The liquid crystal display (LCD) has come a long way from its Japanese digital watch beginnings. Today you’ll find LCDs everywhere and one area that it has experienced exponential growth in is in the entertainment devices industry, particularly, the LCD television segment.
If you bought one yourself and are looking and are reading this post then I’m guessing things may have turned ugly for you and your LCD TV and that perhaps you’re looking for some repair information. If you’re still within the warranty period then you may stop reading and just bring it to the manufacturer’s service center and have it fixed for free. Otherwise, please read on.
In my opinion, being able to do simple things like replacing the busted backlights of the LCD by yourself should become an option for everyone as opposed to having no choice but to bring it to the brand’s service centers just to get charged a painfully high premium for a relatively easy repair job. Learning how to repair your TV yourself can be a great exercise for you because it can save you a lot of money and perhaps even let you earn extra cash by doing the same service for others.
The foothold of the bulky cathode ray tube (CRT) TV in the market has been steadily declining with reports of LCD TV’s surpassing the CRT in terms of revenue year after year. Demand is expected to double from 93.4 million units this year to 193.9 million units by 2012. Add that to the millions of units already in people’s homes that have approximately doubled every year over a period of 3-4 years and you can imagine the staggering number of these devices out there that are out of their warranty periods. Chances are, you already have neighbors and friends who own this ubiquitous appliance. Wouldn’t it be a neat idea to earn a little extra by offering them your repair skills when their units start to conk out on them?
With the right kind of information, learning how to repair these televisions can be easy and perhaps even profitable. No need to go to formal TV repair schools to learn complicated electronics. All you need is a computer, the right tools and the detailed step-by-step visual how to’s complete with schematic diagrams, tv repair and service manuals and hundreds of pages of information on more than 400++ different brands of LCD TV’s.

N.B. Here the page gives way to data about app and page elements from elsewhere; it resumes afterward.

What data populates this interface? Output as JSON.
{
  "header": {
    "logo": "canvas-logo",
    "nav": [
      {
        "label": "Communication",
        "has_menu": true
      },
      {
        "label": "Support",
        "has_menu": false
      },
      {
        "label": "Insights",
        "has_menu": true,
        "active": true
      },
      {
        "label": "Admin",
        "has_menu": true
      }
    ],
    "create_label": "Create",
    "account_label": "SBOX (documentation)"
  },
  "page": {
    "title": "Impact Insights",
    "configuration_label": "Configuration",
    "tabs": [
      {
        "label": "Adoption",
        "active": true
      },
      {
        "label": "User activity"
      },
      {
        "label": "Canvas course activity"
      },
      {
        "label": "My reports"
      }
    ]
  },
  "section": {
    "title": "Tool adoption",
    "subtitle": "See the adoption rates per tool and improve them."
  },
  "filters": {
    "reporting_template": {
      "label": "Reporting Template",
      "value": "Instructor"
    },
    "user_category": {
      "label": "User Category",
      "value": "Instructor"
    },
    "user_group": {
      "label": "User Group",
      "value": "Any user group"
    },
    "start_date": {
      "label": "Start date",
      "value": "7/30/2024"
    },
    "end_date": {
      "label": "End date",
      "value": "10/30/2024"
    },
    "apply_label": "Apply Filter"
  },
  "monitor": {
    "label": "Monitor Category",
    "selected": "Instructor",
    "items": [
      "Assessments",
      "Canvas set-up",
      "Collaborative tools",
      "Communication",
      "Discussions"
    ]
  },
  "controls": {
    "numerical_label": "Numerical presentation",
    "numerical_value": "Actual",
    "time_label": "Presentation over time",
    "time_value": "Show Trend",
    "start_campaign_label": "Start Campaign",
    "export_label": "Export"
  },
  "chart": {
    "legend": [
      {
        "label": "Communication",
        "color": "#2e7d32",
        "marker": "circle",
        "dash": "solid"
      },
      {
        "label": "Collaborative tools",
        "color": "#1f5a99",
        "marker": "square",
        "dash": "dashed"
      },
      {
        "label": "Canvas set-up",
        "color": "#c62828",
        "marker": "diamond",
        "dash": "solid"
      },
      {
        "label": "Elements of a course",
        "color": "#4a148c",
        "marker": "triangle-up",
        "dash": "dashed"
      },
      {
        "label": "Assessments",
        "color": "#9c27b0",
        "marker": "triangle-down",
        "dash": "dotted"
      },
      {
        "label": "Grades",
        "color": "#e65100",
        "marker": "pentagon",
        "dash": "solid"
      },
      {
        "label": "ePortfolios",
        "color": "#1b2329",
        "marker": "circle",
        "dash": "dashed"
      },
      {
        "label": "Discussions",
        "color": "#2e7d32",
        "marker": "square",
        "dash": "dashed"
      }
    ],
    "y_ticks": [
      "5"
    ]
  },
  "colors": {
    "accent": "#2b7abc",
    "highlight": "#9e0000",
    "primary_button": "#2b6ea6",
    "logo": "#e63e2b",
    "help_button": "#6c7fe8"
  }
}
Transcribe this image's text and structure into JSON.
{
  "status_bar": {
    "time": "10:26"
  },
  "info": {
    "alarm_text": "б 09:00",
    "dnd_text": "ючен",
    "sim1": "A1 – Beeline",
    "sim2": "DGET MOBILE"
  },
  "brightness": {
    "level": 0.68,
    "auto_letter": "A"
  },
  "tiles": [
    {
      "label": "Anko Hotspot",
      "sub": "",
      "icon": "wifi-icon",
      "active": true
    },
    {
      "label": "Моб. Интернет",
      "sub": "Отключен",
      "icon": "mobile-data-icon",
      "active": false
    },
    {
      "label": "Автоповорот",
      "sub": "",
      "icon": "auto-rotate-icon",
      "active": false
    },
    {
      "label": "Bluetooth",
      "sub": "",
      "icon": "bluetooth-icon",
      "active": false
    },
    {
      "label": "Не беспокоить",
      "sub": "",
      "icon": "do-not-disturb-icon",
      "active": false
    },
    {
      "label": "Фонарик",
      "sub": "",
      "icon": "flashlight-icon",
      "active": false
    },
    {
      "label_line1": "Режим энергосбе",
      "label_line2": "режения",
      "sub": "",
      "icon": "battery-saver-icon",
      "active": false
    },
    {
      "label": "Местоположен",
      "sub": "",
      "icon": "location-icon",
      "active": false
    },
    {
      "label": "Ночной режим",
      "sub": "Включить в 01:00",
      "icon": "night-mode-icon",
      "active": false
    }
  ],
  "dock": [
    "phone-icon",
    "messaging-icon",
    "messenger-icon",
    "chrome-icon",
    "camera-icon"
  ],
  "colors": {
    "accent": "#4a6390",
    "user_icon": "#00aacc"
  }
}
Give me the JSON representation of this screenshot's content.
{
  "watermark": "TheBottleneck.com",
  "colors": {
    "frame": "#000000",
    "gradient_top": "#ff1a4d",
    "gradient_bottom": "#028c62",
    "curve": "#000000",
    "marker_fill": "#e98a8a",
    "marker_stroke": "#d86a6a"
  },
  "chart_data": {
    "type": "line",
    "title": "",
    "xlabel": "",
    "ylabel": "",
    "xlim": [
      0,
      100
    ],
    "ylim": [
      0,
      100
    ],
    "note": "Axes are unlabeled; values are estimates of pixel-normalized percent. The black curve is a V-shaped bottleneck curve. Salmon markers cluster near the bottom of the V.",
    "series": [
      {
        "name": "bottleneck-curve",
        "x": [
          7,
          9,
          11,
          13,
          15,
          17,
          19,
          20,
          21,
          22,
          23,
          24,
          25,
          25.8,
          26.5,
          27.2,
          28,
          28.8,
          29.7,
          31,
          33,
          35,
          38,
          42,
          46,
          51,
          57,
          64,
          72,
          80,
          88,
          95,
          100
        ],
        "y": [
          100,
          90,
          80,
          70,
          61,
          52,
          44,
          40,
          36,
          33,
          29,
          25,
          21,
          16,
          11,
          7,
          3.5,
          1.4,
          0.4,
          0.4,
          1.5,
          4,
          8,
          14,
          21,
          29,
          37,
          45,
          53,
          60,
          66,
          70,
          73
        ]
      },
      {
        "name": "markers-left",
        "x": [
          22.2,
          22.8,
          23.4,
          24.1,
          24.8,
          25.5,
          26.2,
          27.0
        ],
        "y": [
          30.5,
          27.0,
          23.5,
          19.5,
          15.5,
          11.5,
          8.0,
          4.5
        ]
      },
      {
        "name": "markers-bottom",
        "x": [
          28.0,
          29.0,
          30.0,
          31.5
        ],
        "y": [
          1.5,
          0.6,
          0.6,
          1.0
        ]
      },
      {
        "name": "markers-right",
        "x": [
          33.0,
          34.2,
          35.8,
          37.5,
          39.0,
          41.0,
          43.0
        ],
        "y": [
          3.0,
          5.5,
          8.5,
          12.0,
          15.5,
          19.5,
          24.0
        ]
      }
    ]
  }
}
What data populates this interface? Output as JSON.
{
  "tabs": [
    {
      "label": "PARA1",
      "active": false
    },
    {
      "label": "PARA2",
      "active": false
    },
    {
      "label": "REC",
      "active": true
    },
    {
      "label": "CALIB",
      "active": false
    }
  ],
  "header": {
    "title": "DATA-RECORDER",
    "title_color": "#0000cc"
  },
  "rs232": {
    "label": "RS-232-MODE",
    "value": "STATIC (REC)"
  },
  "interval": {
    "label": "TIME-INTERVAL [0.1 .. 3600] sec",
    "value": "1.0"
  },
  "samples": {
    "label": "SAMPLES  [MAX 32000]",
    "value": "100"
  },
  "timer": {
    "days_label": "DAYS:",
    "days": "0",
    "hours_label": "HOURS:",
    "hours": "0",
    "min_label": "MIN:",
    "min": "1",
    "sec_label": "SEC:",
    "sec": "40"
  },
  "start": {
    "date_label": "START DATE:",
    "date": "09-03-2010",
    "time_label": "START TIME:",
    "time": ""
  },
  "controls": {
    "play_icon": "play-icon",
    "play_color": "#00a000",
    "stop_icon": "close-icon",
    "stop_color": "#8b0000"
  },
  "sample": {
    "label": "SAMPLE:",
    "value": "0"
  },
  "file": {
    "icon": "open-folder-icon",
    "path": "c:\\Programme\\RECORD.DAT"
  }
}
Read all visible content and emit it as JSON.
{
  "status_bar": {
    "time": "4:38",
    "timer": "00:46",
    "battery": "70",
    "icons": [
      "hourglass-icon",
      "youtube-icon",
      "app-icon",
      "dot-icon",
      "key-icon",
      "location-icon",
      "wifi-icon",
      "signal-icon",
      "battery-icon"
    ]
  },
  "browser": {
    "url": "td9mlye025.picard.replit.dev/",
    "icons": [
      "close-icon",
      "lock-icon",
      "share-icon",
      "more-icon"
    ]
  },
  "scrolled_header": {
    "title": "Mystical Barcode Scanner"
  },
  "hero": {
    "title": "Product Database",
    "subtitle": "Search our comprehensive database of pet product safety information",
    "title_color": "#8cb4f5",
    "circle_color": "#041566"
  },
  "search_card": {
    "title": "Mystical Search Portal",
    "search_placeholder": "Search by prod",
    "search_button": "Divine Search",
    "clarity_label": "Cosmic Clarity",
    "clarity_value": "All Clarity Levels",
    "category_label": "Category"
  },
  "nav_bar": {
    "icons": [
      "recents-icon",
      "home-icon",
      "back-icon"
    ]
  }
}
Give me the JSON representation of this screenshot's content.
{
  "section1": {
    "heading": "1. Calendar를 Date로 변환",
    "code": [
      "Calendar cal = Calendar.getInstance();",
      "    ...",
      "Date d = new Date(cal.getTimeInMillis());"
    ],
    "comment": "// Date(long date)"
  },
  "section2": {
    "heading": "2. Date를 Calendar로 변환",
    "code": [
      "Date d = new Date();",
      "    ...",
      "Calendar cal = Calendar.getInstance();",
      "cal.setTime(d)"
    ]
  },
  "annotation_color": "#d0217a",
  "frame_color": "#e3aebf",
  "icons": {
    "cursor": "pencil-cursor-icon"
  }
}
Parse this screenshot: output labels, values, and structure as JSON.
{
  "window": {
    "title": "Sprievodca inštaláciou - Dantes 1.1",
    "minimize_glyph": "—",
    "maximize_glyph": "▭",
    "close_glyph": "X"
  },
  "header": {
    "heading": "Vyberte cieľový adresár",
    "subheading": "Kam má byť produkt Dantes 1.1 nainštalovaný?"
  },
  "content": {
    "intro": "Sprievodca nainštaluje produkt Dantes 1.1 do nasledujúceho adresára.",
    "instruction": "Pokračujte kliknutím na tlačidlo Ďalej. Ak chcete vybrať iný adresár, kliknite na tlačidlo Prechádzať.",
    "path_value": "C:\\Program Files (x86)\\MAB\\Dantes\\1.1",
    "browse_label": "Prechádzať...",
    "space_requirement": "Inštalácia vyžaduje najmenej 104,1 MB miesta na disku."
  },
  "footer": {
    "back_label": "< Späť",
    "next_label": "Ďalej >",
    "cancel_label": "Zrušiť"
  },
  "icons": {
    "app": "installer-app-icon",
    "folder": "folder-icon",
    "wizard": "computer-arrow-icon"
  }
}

This resource site on LCD TV Repair offers step-by-step instructions and community support to anyone who wish to undertake TV repair projects. You don’t have to be an engineer to do this. Information is available for beginners or experienced TV technicians.
(See related article: LED and 3D LCD Flat Screen TV Repair Information)